++++ Data to use ++++
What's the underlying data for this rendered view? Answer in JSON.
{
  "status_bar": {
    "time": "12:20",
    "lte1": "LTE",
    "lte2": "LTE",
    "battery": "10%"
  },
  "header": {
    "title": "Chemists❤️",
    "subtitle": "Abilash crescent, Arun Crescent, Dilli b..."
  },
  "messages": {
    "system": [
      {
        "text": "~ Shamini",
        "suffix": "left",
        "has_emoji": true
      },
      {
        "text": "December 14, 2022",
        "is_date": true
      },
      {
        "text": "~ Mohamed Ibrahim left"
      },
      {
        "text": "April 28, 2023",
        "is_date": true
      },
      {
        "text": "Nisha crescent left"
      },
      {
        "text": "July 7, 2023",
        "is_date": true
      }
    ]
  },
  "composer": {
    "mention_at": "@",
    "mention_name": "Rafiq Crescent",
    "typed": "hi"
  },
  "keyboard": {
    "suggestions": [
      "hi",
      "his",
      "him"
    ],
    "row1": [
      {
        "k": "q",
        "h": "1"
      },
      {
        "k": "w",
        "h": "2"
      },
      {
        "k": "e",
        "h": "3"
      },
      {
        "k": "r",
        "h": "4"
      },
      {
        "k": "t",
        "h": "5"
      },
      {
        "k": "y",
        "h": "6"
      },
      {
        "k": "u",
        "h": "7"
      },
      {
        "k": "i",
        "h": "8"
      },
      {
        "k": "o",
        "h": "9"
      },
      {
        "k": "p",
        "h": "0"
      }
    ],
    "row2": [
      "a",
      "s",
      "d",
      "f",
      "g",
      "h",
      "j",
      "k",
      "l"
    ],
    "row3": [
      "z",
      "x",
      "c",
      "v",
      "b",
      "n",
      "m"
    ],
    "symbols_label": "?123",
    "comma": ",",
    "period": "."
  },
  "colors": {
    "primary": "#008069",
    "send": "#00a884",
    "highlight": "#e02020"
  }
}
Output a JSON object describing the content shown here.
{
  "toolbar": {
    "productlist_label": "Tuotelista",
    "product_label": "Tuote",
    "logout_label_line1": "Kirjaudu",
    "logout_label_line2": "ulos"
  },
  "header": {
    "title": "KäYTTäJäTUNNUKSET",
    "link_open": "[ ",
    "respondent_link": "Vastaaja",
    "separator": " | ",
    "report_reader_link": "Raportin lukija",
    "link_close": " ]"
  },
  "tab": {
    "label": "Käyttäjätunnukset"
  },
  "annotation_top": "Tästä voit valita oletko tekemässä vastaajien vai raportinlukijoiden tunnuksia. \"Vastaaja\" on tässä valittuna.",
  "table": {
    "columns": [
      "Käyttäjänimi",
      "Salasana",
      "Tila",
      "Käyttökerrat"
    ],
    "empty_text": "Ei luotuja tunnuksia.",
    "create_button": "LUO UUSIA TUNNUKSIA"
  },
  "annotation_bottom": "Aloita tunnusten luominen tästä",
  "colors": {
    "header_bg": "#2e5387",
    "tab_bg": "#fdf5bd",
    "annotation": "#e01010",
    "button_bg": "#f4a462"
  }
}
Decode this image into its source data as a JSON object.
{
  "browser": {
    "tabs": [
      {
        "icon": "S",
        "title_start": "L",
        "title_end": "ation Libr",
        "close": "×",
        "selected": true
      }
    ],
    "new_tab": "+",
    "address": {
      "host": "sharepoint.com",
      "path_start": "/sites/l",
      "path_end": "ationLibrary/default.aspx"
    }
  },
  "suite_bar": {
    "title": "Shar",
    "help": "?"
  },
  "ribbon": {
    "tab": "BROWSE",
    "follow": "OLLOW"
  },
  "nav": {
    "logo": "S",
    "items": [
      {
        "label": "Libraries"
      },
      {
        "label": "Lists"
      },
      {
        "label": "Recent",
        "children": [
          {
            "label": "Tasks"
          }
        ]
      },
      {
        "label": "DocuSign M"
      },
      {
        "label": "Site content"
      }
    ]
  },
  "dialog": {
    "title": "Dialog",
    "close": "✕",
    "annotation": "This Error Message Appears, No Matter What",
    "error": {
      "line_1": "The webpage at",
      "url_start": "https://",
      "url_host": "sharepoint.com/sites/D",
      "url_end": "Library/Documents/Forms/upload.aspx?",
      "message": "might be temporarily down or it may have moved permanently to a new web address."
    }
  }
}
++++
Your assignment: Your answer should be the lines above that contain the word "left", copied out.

Written solution:
        "suffix": "left",
        "text": "~ Mohamed Ibrahim left"
        "text": "Nisha crescent left"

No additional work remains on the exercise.